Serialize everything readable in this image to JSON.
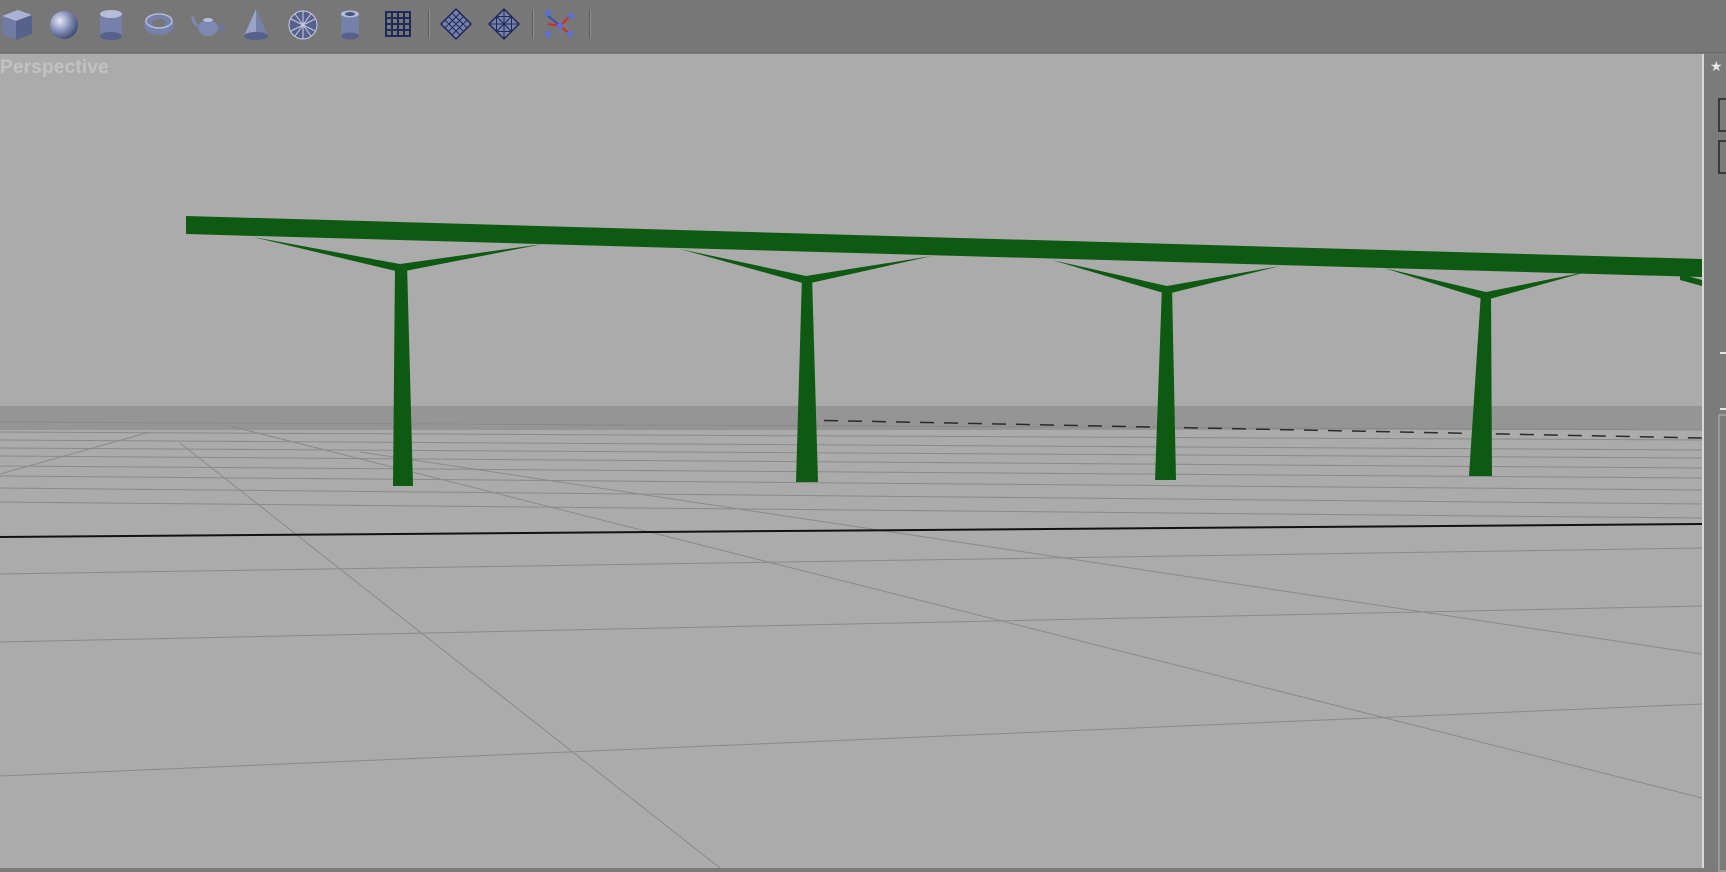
{
  "window": {
    "viewport_label": "Perspective"
  },
  "toolbar": {
    "groups": [
      [
        "box-icon",
        "sphere-icon",
        "cylinder-icon",
        "torus-icon",
        "teapot-icon",
        "cone-icon",
        "geosphere-icon",
        "tube-icon",
        "plane-grid-icon"
      ],
      [
        "patch-quad-icon",
        "patch-tri-icon"
      ],
      [
        "particle-icon"
      ]
    ]
  },
  "colors": {
    "toolbar_bg": "#777777",
    "viewport_bg": "#ababab",
    "model_green": "#0e5a12",
    "icon_blue": "#8793b8",
    "grid_line": "#8a8a8a",
    "grid_axis": "#111111"
  }
}
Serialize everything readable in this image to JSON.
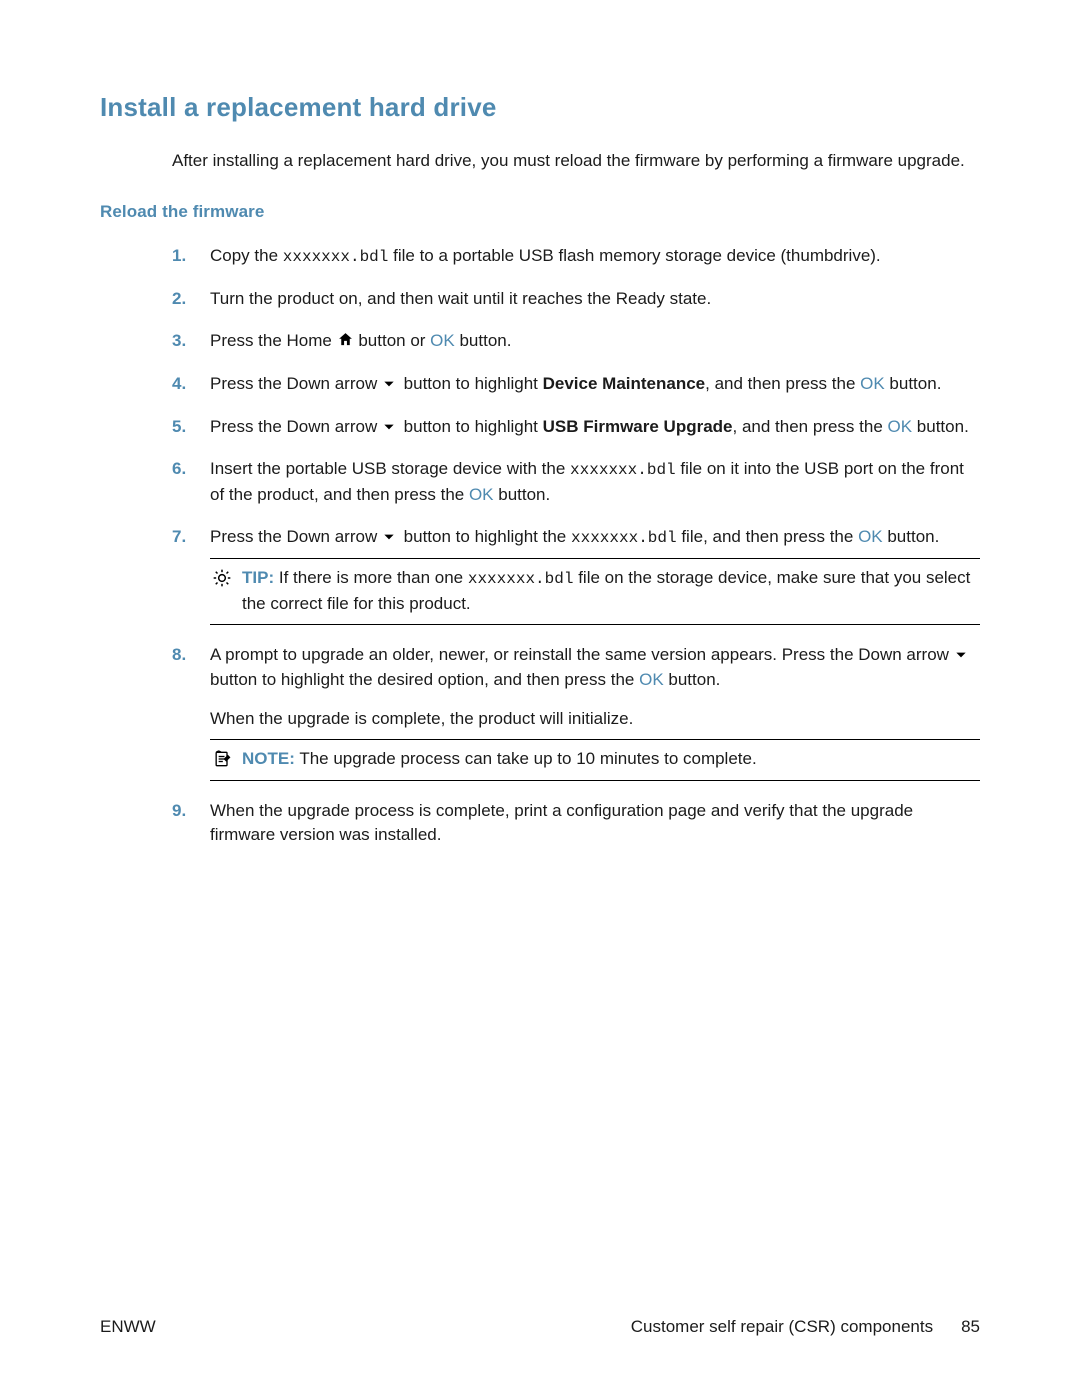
{
  "heading1": "Install a replacement hard drive",
  "intro": "After installing a replacement hard drive, you must reload the firmware by performing a firmware upgrade.",
  "heading2": "Reload the firmware",
  "filename": "xxxxxxx.bdl",
  "ok": "OK",
  "steps": {
    "s1a": "Copy the ",
    "s1b": " file to a portable USB flash memory storage device (thumbdrive).",
    "s2": "Turn the product on, and then wait until it reaches the Ready state.",
    "s3a": "Press the Home ",
    "s3b": " button or ",
    "s3c": " button.",
    "s4a": "Press the Down arrow ",
    "s4b": " button to highlight ",
    "s4_bold": "Device Maintenance",
    "s4c": ", and then press the ",
    "s4d": " button.",
    "s5a": "Press the Down arrow ",
    "s5b": " button to highlight ",
    "s5_bold": "USB Firmware Upgrade",
    "s5c": ", and then press the ",
    "s5d": " button.",
    "s6a": "Insert the portable USB storage device with the ",
    "s6b": " file on it into the USB port on the front of the product, and then press the ",
    "s6c": " button.",
    "s7a": "Press the Down arrow ",
    "s7b": " button to highlight the ",
    "s7c": " file, and then press the ",
    "s7d": " button.",
    "s8a": "A prompt to upgrade an older, newer, or reinstall the same version appears. Press the Down arrow ",
    "s8b": " button to highlight the desired option, and then press the ",
    "s8c": " button.",
    "s8_sub": "When the upgrade is complete, the product will initialize.",
    "s9": "When the upgrade process is complete, print a configuration page and verify that the upgrade firmware version was installed."
  },
  "tip": {
    "label": "TIP:",
    "a": "If there is more than one ",
    "b": " file on the storage device, make sure that you select the correct file for this product."
  },
  "note": {
    "label": "NOTE:",
    "text": "The upgrade process can take up to 10 minutes to complete."
  },
  "footer": {
    "left": "ENWW",
    "right_text": "Customer self repair (CSR) components",
    "page": "85"
  }
}
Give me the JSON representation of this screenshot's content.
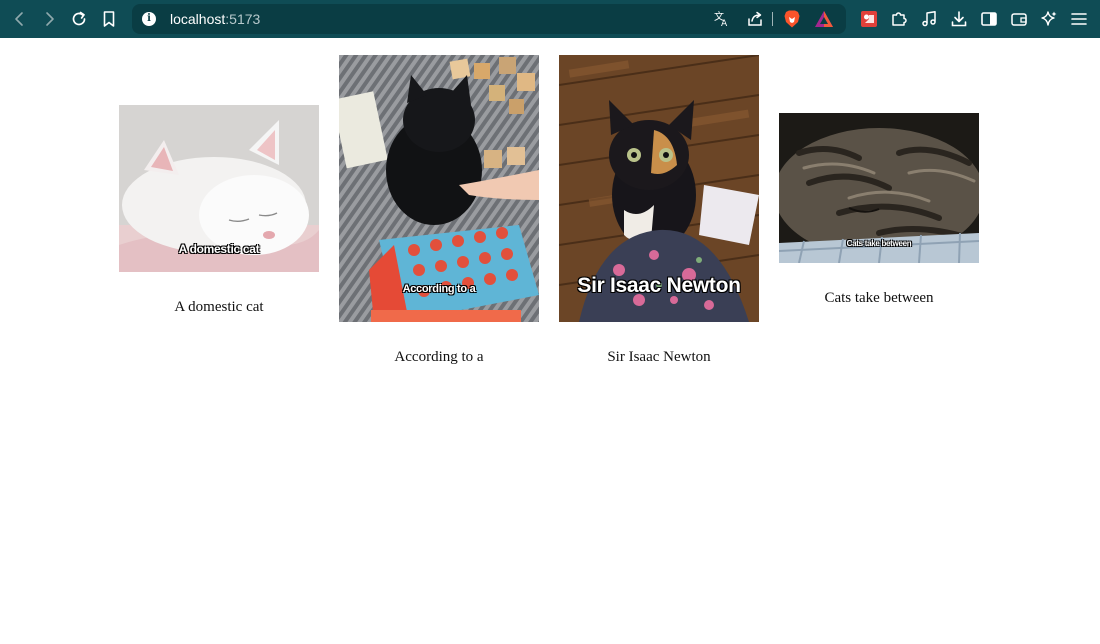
{
  "browser": {
    "url_host": "localhost",
    "url_port": ":5173",
    "icons": {
      "back": "chevron-left-icon",
      "forward": "chevron-right-icon",
      "reload": "reload-icon",
      "bookmark": "bookmark-icon",
      "site_info": "info-icon",
      "translate": "translate-icon",
      "share": "share-icon",
      "brave_shields": "brave-lion-icon",
      "brave_rewards": "rewards-triangle-icon",
      "extension_red": "extension-icon",
      "extensions": "puzzle-icon",
      "media": "music-note-icon",
      "downloads": "download-icon",
      "sidebar": "sidebar-icon",
      "wallet": "wallet-icon",
      "leo_ai": "sparkle-icon",
      "menu": "hamburger-menu-icon"
    },
    "colors": {
      "toolbar": "#0f4c55",
      "address_bar": "#0a3d44"
    }
  },
  "gallery": {
    "cards": [
      {
        "meme_caption": "A domestic cat",
        "label": "A domestic cat",
        "photo": "sleeping white cat"
      },
      {
        "meme_caption": "According to a",
        "label": "According to a",
        "photo": "black cat with connect-four game and alphabet blocks"
      },
      {
        "meme_caption": "Sir Isaac Newton",
        "label": "Sir Isaac Newton",
        "photo": "tortoiseshell kitten on wooden floor"
      },
      {
        "meme_caption": "Cats take between",
        "label": "Cats take between",
        "photo": "sleeping tabby cat"
      }
    ]
  }
}
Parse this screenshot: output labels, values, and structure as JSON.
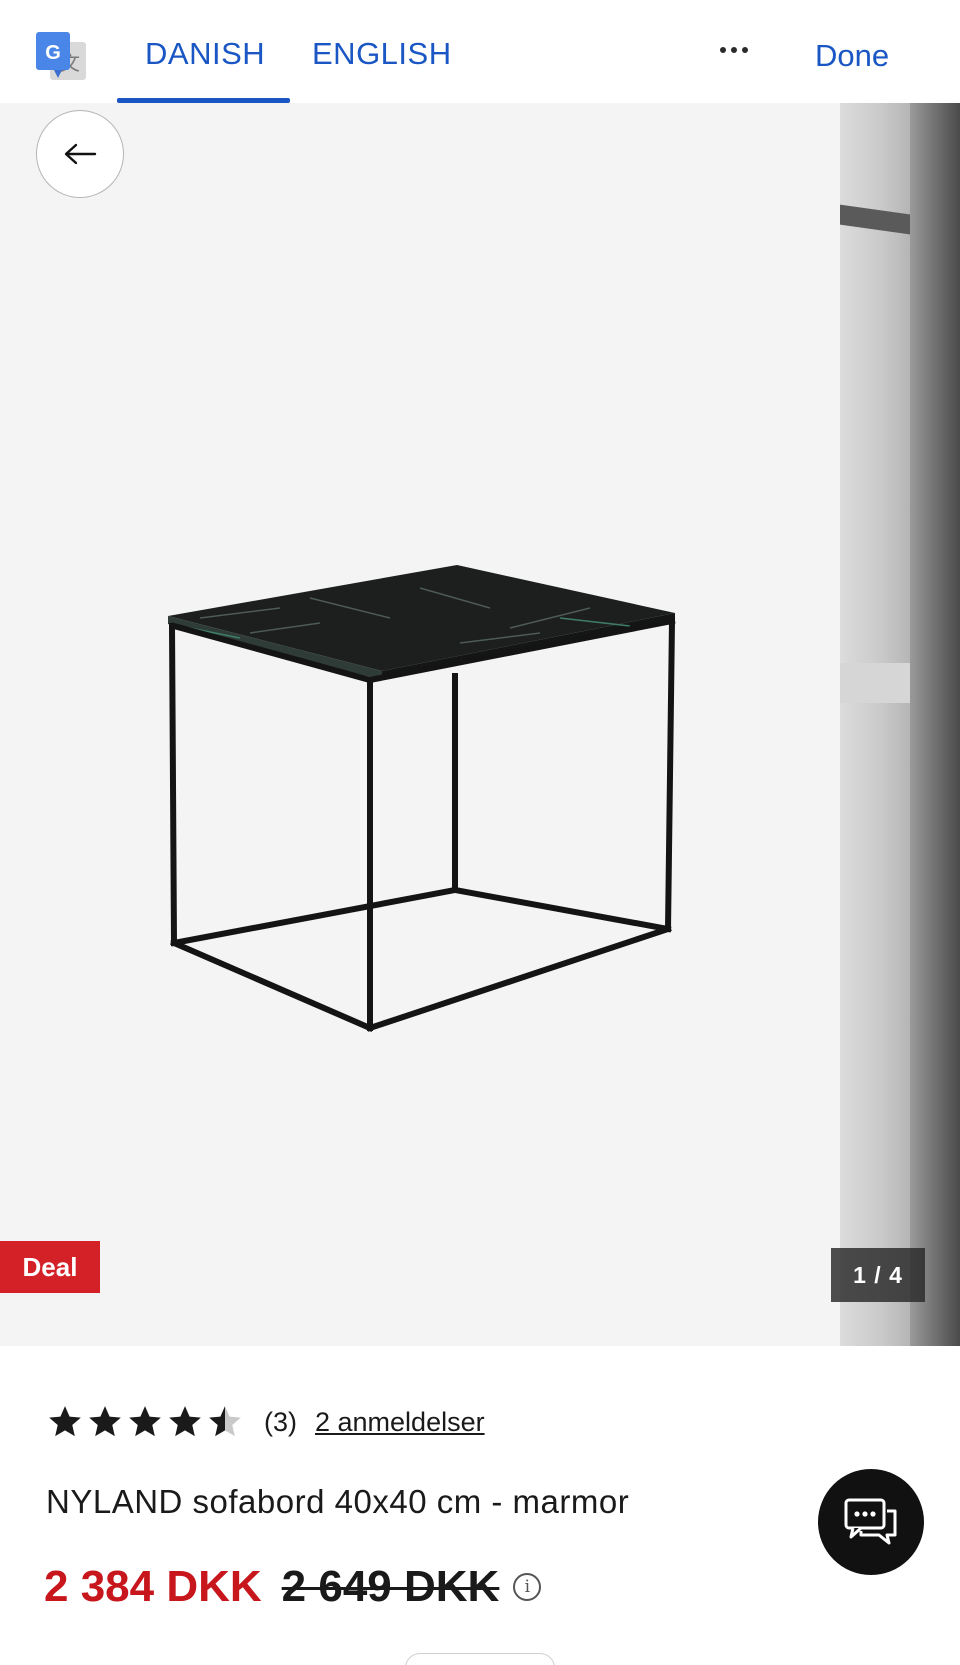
{
  "topbar": {
    "logo_icon": "google-translate-icon",
    "tabs": [
      {
        "label": "DANISH",
        "active": true
      },
      {
        "label": "ENGLISH",
        "active": false
      }
    ],
    "more_icon": "more-horizontal-icon",
    "done_label": "Done",
    "accent_color": "#1a57c4"
  },
  "gallery": {
    "back_icon": "arrow-left-icon",
    "badge": "Deal",
    "counter": "1 / 4",
    "badge_color": "#d42027"
  },
  "product": {
    "rating": 4.5,
    "rating_max": 5,
    "rating_count": "(3)",
    "reviews_link": "2 anmeldelser",
    "title": "NYLAND sofabord 40x40 cm - marmor",
    "price_now": "2 384 DKK",
    "price_old": "2 649 DKK",
    "info_icon": "info-icon",
    "price_color": "#c8161d"
  },
  "chat": {
    "icon": "chat-bubbles-icon"
  }
}
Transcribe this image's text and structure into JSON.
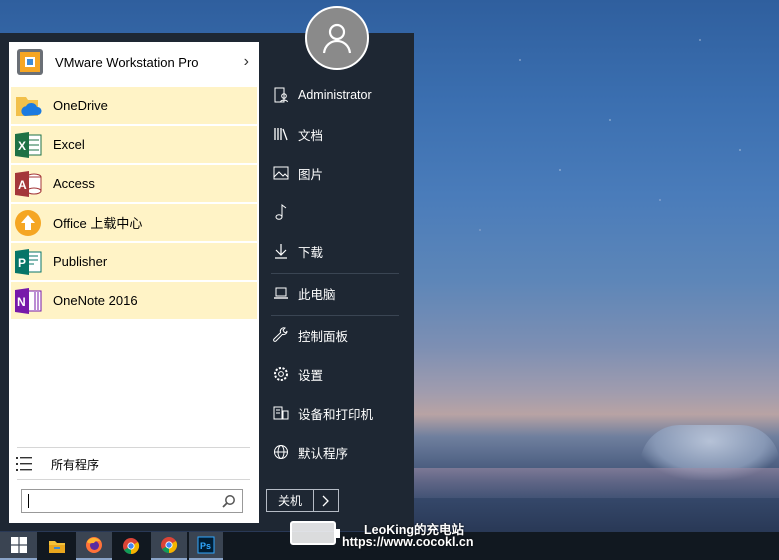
{
  "left_panel": {
    "pinned_app": {
      "label": "VMware Workstation Pro",
      "icon": "vmware-icon"
    },
    "apps": [
      {
        "label": "OneDrive",
        "icon": "onedrive-icon"
      },
      {
        "label": "Excel",
        "icon": "excel-icon"
      },
      {
        "label": "Access",
        "icon": "access-icon"
      },
      {
        "label": "Office 上载中心",
        "icon": "office-upload-icon"
      },
      {
        "label": "Publisher",
        "icon": "publisher-icon"
      },
      {
        "label": "OneNote 2016",
        "icon": "onenote-icon"
      }
    ],
    "all_programs": "所有程序",
    "search": {
      "value": "",
      "placeholder": ""
    }
  },
  "right_panel": {
    "items": [
      {
        "label": "Administrator",
        "icon": "user-folder-icon"
      },
      {
        "label": "文档",
        "icon": "library-icon"
      },
      {
        "label": "图片",
        "icon": "picture-icon"
      },
      {
        "label": "",
        "icon": "music-note-icon"
      },
      {
        "label": "下载",
        "icon": "download-icon"
      },
      {
        "label": "此电脑",
        "icon": "laptop-icon"
      },
      {
        "label": "控制面板",
        "icon": "wrench-icon"
      },
      {
        "label": "设置",
        "icon": "gear-icon"
      },
      {
        "label": "设备和打印机",
        "icon": "devices-icon"
      },
      {
        "label": "默认程序",
        "icon": "globe-icon"
      }
    ],
    "shutdown_label": "关机"
  },
  "taskbar": {
    "items": [
      "windows-start-icon",
      "file-explorer-icon",
      "firefox-icon",
      "chrome-icon",
      "chrome-icon",
      "photoshop-icon"
    ]
  },
  "watermark": {
    "line1": "LeoKing的充电站",
    "line2": "https://www.cocokl.cn"
  },
  "colors": {
    "menu_bg": "#1e2733",
    "highlight": "#fff3c6",
    "taskbar_bg": "#111820"
  }
}
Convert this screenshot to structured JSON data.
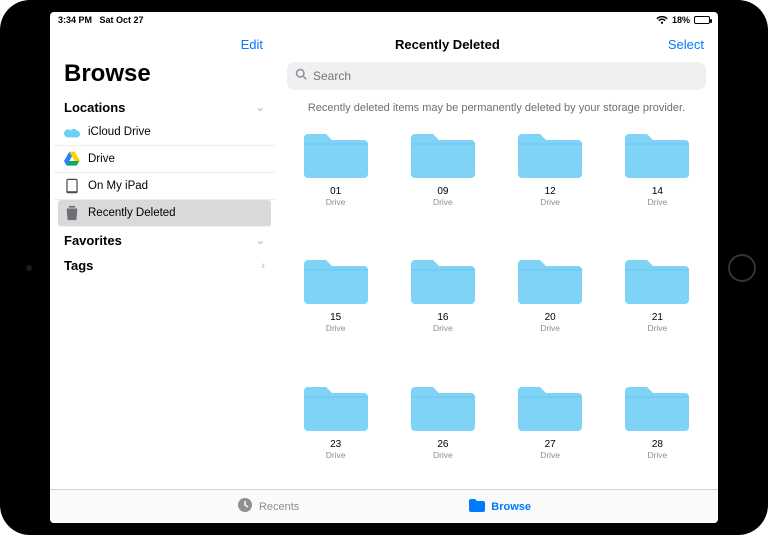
{
  "status": {
    "time": "3:34 PM",
    "date": "Sat Oct 27",
    "battery_pct": "18%"
  },
  "topbar": {
    "edit": "Edit",
    "title": "Recently Deleted",
    "select": "Select"
  },
  "sidebar": {
    "browse": "Browse",
    "locations_label": "Locations",
    "favorites_label": "Favorites",
    "tags_label": "Tags",
    "items": [
      {
        "label": "iCloud Drive"
      },
      {
        "label": "Drive"
      },
      {
        "label": "On My iPad"
      },
      {
        "label": "Recently Deleted"
      }
    ]
  },
  "search": {
    "placeholder": "Search"
  },
  "notice": "Recently deleted items may be permanently deleted by your storage provider.",
  "folders": [
    {
      "name": "01",
      "sub": "Drive"
    },
    {
      "name": "09",
      "sub": "Drive"
    },
    {
      "name": "12",
      "sub": "Drive"
    },
    {
      "name": "14",
      "sub": "Drive"
    },
    {
      "name": "15",
      "sub": "Drive"
    },
    {
      "name": "16",
      "sub": "Drive"
    },
    {
      "name": "20",
      "sub": "Drive"
    },
    {
      "name": "21",
      "sub": "Drive"
    },
    {
      "name": "23",
      "sub": "Drive"
    },
    {
      "name": "26",
      "sub": "Drive"
    },
    {
      "name": "27",
      "sub": "Drive"
    },
    {
      "name": "28",
      "sub": "Drive"
    }
  ],
  "tabs": {
    "recents": "Recents",
    "browse": "Browse"
  },
  "colors": {
    "accent": "#007aff",
    "folder": "#7fd3f7"
  }
}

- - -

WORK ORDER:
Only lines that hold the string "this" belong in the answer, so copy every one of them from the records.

YOUR RESPONSE:
Serialize everything readable in this image to JSON.
Serialize everything readable in this image to JSON.
    "b": " file on the storage device, make sure that you select the correct file for this product."
Give me the JSON representation of this screenshot's content.
Parse this screenshot: output labels, values, and structure as JSON.
Transcribe this image's text and structure into JSON.
Convert this screenshot to structured JSON data.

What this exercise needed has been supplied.